The photographs you take show the lives of people in Afghanistan, living in and outside of war, why did you decide to focus on their story?
Yes, exactly, I have been to the war lines many times to record the moments of people in the war zones and the soldiers who were on the front lines and fought against the Taliban. As a matter of fact, I had the experience of sleeping hungry at night among the soldiers, working in such conditions has a strange feeling. Basically I met people who didn’t have the power to change their living situation, poor, without bread to eat and additionally conflicts close to them every day. Also I have seen many times children and women escape from their houses to save their lives, running and crying.
What is the biggest risk you have faced as a photojournalist so far?
I photographed many events, mainly wars. Once in a mountainous area, one of the Taliban’s missiles hit near an army base, an ex-Afghan army soldier asked me to leave the area in order to be safe.

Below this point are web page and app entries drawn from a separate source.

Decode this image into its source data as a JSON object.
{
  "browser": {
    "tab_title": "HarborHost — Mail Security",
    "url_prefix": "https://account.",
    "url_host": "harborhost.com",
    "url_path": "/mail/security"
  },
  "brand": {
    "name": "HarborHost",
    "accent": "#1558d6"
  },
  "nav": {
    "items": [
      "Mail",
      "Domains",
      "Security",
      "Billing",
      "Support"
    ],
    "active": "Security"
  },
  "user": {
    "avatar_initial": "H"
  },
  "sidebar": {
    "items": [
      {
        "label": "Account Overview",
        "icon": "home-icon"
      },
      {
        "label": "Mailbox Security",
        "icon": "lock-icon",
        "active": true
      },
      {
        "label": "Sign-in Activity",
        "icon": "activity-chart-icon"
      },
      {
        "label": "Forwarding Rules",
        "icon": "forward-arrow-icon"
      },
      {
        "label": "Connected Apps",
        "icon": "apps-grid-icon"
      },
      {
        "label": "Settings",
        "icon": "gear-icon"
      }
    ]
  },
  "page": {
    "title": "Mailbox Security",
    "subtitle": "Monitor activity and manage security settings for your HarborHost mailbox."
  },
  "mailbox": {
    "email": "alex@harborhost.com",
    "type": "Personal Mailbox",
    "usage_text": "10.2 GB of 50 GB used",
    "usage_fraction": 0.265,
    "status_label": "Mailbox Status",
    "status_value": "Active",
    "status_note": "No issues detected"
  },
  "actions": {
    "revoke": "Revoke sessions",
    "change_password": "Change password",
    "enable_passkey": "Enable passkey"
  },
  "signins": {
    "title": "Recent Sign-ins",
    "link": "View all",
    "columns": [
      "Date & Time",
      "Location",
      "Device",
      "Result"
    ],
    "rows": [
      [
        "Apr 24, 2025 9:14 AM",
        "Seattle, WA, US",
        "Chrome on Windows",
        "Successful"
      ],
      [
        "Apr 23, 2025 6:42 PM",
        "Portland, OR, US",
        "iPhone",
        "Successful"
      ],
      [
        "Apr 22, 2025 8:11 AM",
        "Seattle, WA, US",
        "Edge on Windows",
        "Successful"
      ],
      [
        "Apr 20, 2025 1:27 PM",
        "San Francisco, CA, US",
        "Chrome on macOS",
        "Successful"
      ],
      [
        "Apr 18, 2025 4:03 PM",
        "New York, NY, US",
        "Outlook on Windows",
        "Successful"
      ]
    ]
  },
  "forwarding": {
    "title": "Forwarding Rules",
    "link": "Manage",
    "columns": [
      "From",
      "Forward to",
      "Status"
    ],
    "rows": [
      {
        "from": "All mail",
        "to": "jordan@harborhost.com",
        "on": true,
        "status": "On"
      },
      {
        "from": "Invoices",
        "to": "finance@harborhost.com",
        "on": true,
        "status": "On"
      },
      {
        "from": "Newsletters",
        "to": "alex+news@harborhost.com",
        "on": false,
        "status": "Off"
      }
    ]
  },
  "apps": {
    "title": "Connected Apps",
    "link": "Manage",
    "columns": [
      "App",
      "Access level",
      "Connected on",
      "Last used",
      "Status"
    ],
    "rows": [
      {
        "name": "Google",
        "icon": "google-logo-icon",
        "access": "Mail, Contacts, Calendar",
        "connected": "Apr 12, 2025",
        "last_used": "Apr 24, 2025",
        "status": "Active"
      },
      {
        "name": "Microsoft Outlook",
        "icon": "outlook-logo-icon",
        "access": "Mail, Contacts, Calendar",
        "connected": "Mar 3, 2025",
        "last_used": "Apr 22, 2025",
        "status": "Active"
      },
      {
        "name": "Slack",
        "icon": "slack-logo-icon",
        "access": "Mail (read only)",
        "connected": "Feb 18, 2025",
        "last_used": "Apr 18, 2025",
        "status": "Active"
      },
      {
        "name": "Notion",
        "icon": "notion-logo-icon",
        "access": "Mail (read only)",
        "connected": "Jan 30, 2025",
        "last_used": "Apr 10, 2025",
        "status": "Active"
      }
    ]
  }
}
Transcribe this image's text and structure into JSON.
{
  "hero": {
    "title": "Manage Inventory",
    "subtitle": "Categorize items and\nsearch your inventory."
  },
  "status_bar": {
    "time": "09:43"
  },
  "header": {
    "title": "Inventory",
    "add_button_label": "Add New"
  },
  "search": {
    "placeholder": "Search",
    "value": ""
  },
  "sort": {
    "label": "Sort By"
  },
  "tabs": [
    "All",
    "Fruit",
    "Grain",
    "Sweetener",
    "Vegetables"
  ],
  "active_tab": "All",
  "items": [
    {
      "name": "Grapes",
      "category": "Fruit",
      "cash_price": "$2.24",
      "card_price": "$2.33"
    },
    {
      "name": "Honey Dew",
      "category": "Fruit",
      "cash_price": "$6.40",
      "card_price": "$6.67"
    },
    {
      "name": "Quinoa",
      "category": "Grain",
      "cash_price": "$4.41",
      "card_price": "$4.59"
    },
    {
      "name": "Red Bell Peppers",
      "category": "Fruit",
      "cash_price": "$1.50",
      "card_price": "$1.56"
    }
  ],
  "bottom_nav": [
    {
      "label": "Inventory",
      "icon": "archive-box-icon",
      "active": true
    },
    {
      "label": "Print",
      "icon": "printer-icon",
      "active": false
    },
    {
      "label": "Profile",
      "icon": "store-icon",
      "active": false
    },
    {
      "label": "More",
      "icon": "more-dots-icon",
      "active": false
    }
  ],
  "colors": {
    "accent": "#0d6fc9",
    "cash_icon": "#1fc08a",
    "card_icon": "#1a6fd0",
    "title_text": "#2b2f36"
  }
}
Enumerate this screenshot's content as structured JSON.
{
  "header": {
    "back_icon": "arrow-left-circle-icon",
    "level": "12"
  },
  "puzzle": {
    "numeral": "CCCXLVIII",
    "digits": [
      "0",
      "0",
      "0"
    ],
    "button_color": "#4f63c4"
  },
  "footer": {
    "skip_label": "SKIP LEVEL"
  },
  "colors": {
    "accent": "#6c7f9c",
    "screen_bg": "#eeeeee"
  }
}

Another time, we flew with an army helicopter to a high area, where a group of students were carried away by an avalanche and were injured. When two helicopters arrived, the first helicopter fell to the ground while landing. The pilot of the second helicopter saw this situation terrified with the idea that his helicopter might also fall. Afghanistan, has spectacular and interesting subjects for photography, from natural landscapes to the culture and traditions of the people, but unfortunately, my peers and I have not witnessed peace and security in this country.
“Afghanistan, the country where I grew up, has spectacular and interesting subjects for photography, from natural landscapes to the culture and traditions of the people, but unfortunately, my peers and I have not witnessed peace and security in this country.”
Do you have a special project that has had a resounding impact on you? Can you tell us a bit about that experience?
Well, I used to cover a lot of events specially battles. I remember covering an intense one between the government and Taliban in Badakhshan province. Moreover i t was like raining bullets, I was watching the soldiers closely, they had no fear at all, while their friends were down they stepped on the dead bodies and moved forward. Particularly it was the time I realized what “ Moving forward means, when the way becomes rough and nearly impossible ”. Specially this situation inspired me to face my own fears and move forward in my own personal life. Anytime I feel stuck, or I am about to quit, I remember that event and tell myself “Move forward”.
How do people receive your presence when you want to capture photographs in their environment?
It depends on the situation, especially when I was taking photos of places where they were suffering from poverty. Sometimes I received a warm welcome because they thought I could help them get noticed by higher authorities and bring help. But in other situations in normal life, some people were welcoming and some didn’t like being photographed. For example, if a man notices that I was taking a picture of a woman, he could create problems.
Please give a recommendation to people who like photography and would like to start a career in photojournalism.
In journalism, it is common to say, “the best news is the worst news”. On the contrary, I like to say , “the worst incident is the best news”. When we talk about photojournalism, we always deal with incidents and events that events that include some danger for the photographer. For this reason e very year, many photographers around the world are injured and even die while covering events such as war, natural disasters, landslides, etc. In effect photojournalism is about getting into the heart of events, and if we want to enter the world of photojournalism, we must be prepared to accept all its risks.